But all of this has taken place against a cultural backdrop that is increasingly dark and contentious. We are experiencing consistent and ever-increasing pressure towards polarization. We explicitly state that our goal is not creating unanimity, but even when that has been acknowledged, it is hard to fully celebrate healthy and respectful disagreements. Our hearts seem to yearn for agreement, and anything less than that can feel like a disappointment that drains more out of our emotional tanks than it puts in. We believe that pursuing community that includes disagreement is the right thing to do, and over the course of time it pays off in a better life for the institutions of which we are a part, but progress feels slow and painful.

Nonetheless, at the end of the day, learning to listen to others and respect them as human beings made in the image of God is not something that is optional. It is an essential task of Christian discipleship. In a similar way, creating institutional structures that preserve Christian fidelity and at the same time allow for freedom of conscience and diversity of thought simply must be done, no matter how difficult it might prove.


Conversation Chain
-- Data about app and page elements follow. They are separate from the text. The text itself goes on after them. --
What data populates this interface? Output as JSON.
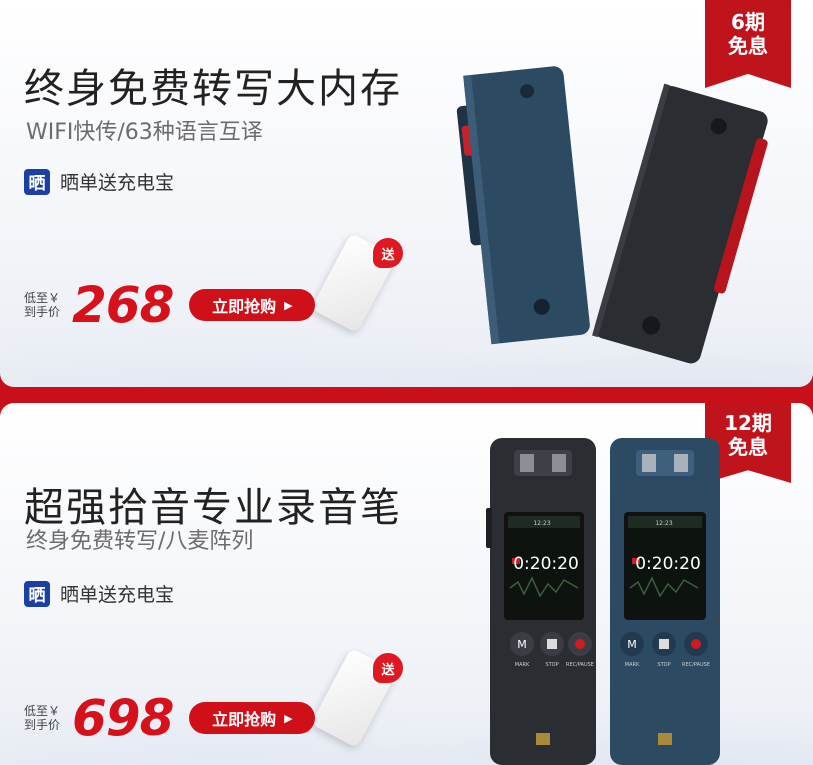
{
  "card1": {
    "badge_line1": "6期",
    "badge_line2": "免息",
    "title": "终身免费转写大内存",
    "subtitle": "WIFI快传/63种语言互译",
    "gift_icon_char": "晒",
    "gift_text": "晒单送充电宝",
    "gift_tag": "送",
    "price_label_line1": "低至￥",
    "price_label_line2": "到手价",
    "price": "268",
    "buy_label": "立即抢购"
  },
  "card2": {
    "badge_line1": "12期",
    "badge_line2": "免息",
    "title": "超强拾音专业录音笔",
    "subtitle": "终身免费转写/八麦阵列",
    "gift_icon_char": "晒",
    "gift_text": "晒单送充电宝",
    "gift_tag": "送",
    "price_label_line1": "低至￥",
    "price_label_line2": "到手价",
    "price": "698",
    "buy_label": "立即抢购",
    "screen_time": "0:20:20",
    "screen_clock": "12:23",
    "key_mark": "MARK",
    "key_stop": "STOP",
    "key_rec": "REC/PAUSE",
    "key_m": "M"
  },
  "colors": {
    "brand_red": "#cf1019",
    "gift_blue": "#1c3fa3",
    "device_navy": "#2d4a63",
    "device_black": "#2a2d31"
  }
}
This exercise was developed by the Winsome Conviction Project and has been used in a wide variety of workshops, events, and small groups. The structure allows participants to engage in a sustained conversation about a controversial topic, but in a controlled fashion.

The chain begins with one person saying, “Here’s what I think I think about _________.” The links of the conversation chain are formed by requiring participants to make an intentional positive link to the previous speaker before adding their own contribution using the following pattern:

  1. Here’s what I heard you saying…
  2. Here’s what I resonated with… (or “something I agreed with,” “something that impacted me,” “something that made me stop and think,” etc.)
  3. Here’s what I’d like to add to the conversation… (or, alternatively, a person might invite further comment from someone who has already spoken: “I wonder if you could tell me more about this…”)

The moderator is responsible for reminding people to follow the structure and to be sure to give meaningful responses. We have noticed that people become eager to share their opinion and tend to rush through the first two questions. Moderators need to help people resist this temptation. The sequence of steps is important. Following the structure maintains civility and mutual respect, but it also slows down the interaction and gives people time to process what they have heard.